To me, this is one way to separate reputable small presses from amateur micropresses. Such micropresses are often run on good intentions by people who may not have much experience in the industry. This should also show whether the press really does have staff, or whether it’s a front for self-publishing the work of one author – like Reagent Press.

Finally, one of my personal red flags (which may or may not be a problem for other writers) is a press where authors also work as editors. That not only implies a shortage of staff, it makes me wonder about the author’s qualifications for the new position. I asked Stacia Kane for her thoughts on this, and she replied,

“I personally am not crazy about it, because I want my editor to be an editor only (just like I want my agent to be an agent only), but there's nothing unethical or anything about it.

I would want to know how open that was, though. Some of those tiny start-ups have two dozen author names listed but they're all pen names for one writer/editor, and that just smacks of vanity press or trying to be deceptive. They may not be doing it on purpose, and they probably aren't deliberately trying to deceive, that's just how it can feel.”


I hope this will help any writer who’s interested in submitting to a small press, but not sure where to start with investigating them.

Many thanks to Scarlett Parrish, whose hot menage By the Book was published by Loose Id.

And much appreciation for the feedback from Stacia Kane, who’s been published through both Ellora’s Cave and Del Rey – I enjoyed her urban fantasy Unholy Ghosts.


5 comments:

LM Preston said...

I'd say do research by looking at the pricing, distribution, covers and other authors supported at the small press. Can they really help you sell your book? Will they pay you?

ralfast said...

Do you recommend small print presses for novella's and short story collections?

Marian Perera said...

LM - Thanks for mentioning cover art - that's another good way to tell which press has experienced professionals.

Ralfast - I'd say the same criteria apply. If you can get it accepted by the major publishers, try them first.

But if the novella is something appealing to a niche audience, or you don't have an agent, there are small presses which would do a good job. Last I saw of Ellora's Cave, they were looking for contributions to an anthology called Oh Canada. I really liked the sound of that.

Maria Zannini said...

I agree about the cover art. Since it's the first thing that draws people, I want it to be uber professional.

Talking to authors who've been published with the presses you'd like to submit to is a good way to get the inside scoop, but please do it in private. You'll get more information, and hopefully more honesty.

Marian Perera said...

Maria - Yes, cover art is major.

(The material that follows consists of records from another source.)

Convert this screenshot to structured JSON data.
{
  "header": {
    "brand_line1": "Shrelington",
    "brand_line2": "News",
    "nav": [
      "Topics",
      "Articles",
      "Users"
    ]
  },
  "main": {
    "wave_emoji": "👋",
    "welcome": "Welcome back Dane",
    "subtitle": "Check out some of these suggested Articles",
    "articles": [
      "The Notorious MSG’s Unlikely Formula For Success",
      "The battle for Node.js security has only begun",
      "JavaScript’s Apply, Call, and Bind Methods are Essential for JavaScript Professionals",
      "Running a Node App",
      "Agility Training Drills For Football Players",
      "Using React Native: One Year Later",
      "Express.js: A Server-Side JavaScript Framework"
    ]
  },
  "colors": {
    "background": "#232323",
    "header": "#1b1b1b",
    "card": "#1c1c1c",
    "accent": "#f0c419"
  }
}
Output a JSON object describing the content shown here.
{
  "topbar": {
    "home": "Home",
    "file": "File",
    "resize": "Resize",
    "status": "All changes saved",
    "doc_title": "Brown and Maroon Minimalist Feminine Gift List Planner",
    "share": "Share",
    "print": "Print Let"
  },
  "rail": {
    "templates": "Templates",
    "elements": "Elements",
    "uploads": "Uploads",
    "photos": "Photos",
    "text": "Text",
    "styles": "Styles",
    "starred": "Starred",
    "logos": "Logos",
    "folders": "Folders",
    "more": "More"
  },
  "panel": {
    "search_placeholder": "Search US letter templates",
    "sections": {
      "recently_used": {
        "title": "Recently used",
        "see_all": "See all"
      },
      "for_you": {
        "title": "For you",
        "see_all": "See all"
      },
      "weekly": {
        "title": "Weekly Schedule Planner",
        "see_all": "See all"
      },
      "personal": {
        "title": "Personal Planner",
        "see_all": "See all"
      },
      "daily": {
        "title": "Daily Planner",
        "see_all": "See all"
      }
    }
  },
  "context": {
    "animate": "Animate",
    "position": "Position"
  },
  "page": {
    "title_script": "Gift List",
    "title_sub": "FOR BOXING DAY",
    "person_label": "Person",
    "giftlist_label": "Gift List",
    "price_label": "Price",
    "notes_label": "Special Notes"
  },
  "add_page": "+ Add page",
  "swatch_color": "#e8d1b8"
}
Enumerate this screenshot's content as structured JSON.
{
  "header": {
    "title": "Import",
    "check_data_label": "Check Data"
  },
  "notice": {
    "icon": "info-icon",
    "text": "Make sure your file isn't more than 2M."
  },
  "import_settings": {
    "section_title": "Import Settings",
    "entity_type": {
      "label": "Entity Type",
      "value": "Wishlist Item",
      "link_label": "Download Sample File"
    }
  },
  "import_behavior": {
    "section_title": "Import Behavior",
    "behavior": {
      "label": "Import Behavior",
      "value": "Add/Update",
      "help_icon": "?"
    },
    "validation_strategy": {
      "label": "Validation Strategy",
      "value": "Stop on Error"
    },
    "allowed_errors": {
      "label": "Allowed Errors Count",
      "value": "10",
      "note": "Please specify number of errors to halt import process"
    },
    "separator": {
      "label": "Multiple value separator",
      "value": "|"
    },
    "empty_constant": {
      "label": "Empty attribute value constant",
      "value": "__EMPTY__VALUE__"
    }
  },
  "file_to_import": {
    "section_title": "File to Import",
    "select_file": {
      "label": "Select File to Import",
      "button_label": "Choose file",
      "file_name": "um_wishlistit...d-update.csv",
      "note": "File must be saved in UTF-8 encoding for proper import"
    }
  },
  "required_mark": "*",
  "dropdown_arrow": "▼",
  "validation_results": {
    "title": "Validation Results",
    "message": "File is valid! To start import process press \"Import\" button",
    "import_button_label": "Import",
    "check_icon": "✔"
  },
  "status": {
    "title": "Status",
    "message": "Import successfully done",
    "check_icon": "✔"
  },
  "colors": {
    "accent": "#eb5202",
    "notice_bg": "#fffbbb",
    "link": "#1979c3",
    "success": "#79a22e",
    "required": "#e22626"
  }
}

And often it's not what looks most artistic (e.g. flourishy fonts) but what's clear from a short distance, distinctive and uncluttered.

A fun experiment would be to show professionally executed and poorly done covers to readers, and see which ones they prefer (as long as the covers showed the same thing - e.g. two people, landscape scene, etc - that variable could be kept more or less constant). The subjects might not be able to articulate why they like or don't like something, but their feedback would still be very useful.

I'd also suggest talking to authors who have been with the press for a year or more. Someone who's just signed up might still be in the honeymoon stage.